Later in the contest, I realized that if I reduced power to 30W the Orion would not crash. This drove the 87A to put out 500-750W, depending on the antenna, which was acceptable for S&P work. That's how I limped through the contest.
Late in the contest, I caught a break that saved the radio a trip to Tennessee. To battle fatigue, I decided to change my sitting position. I have a wireless keyboard that lets me push the chair away from the desk and put my feet up with the keyboard on my lap. I reached over to grab the Orion's VFO pod, and suddenly the Orion crashed again – without transmitting. I discovered that if I pulled on the cable, the Orion would crash. It didn't take long to realize that the pod cable was resting on the power cable. I wiggled the Orion's 13.8 VDC connector, and the radio crashed. I pulled the connector and saw ugly brown burn marks on the hot side.
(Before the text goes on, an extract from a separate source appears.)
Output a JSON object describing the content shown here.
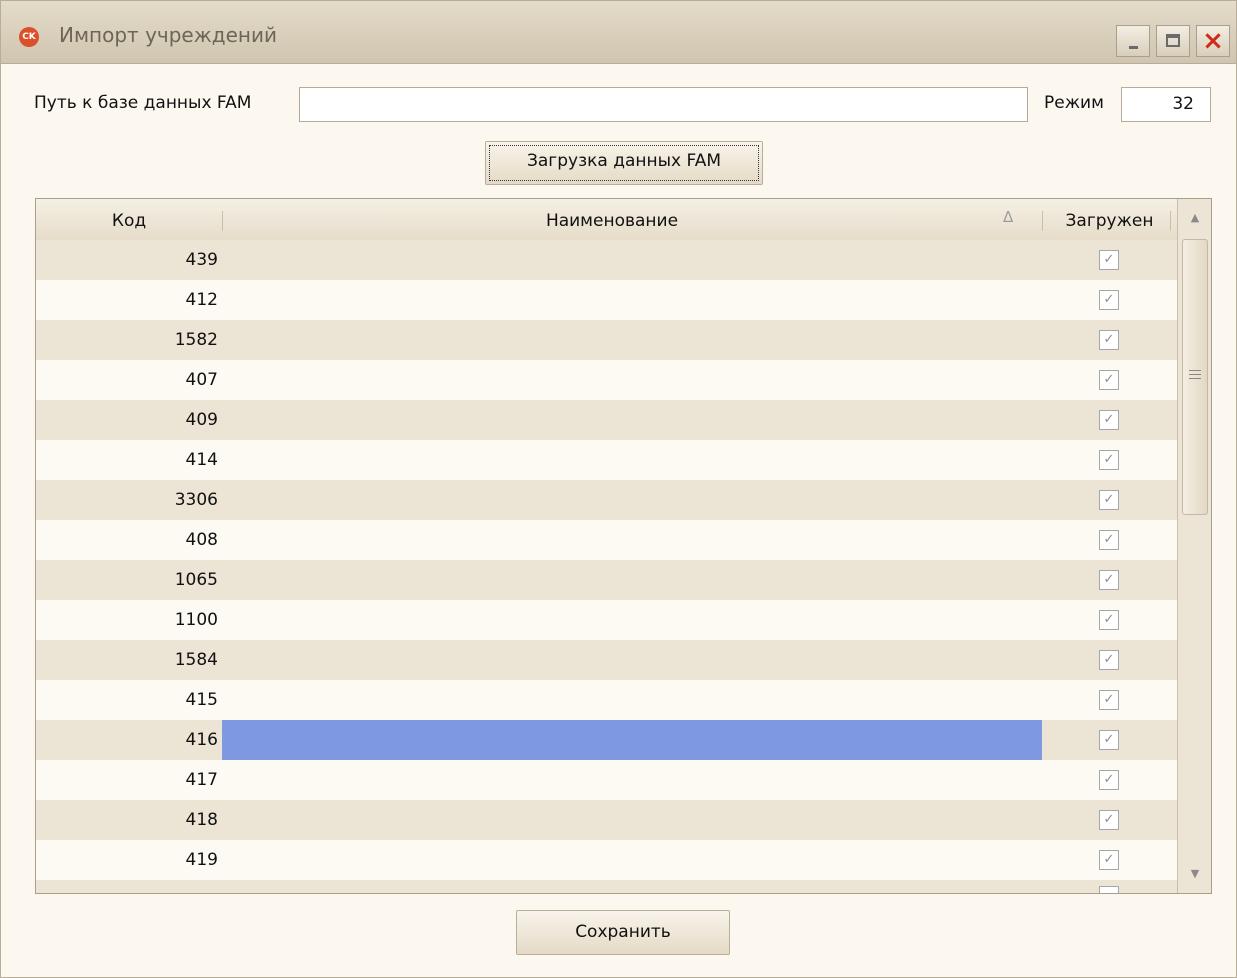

The split male pins were compressed all the way. I tried cleaning the male pins and spreading them. This solved the backlight flicker problem, and greatly reduced the frequency of the crashes, but did not eliminate the problem. Back to 30W.
After the contest, I popped the Orion's covers and, using an ohmmeter, found that no matter what I did to rehabilitate the male and female pins, the cable would lose continuity if I wiggled it. That's when I decided to replace the connector, as detailed above. After doing so. I ran a CQ loop into both 80m and 40m at 100W for 15 minutes each and experienced no crashes. I also duplicated the 40m scenario, 70W into the 87A into the 2-el 40m beam, and had no crashes for over 20 minutes. It'll take another contest to be sure, but I believe the problem has been solved.
QSK Audio Artifacts: There was some barely noticable LCD backlight flicker with the Alinco set to 13.8 VDC, so I increased it to 14.22 V, same as the 963 power supply. Now the flicker is gone. In the course of playing with the input voltage, I was surprised to hear the tail-end clicks in the QSK audio significantly reduced when the voltage was increased to the point where the LCD backlight didn't flicker. This may explain why some people hear more QSK audio artifacts than others.
The moral of the story is: check your 13.8 VDC connector. Make sure there are no burn marks and that the pins are making tight contact. Be sure to rout the cable in such a way that there is minimal stress on the power connector. If you're really worried about it, devise a better connection and let me know what you did.
Sorry for the long story, but hopefully it will be useful to someone out there.
73, Dick WC1M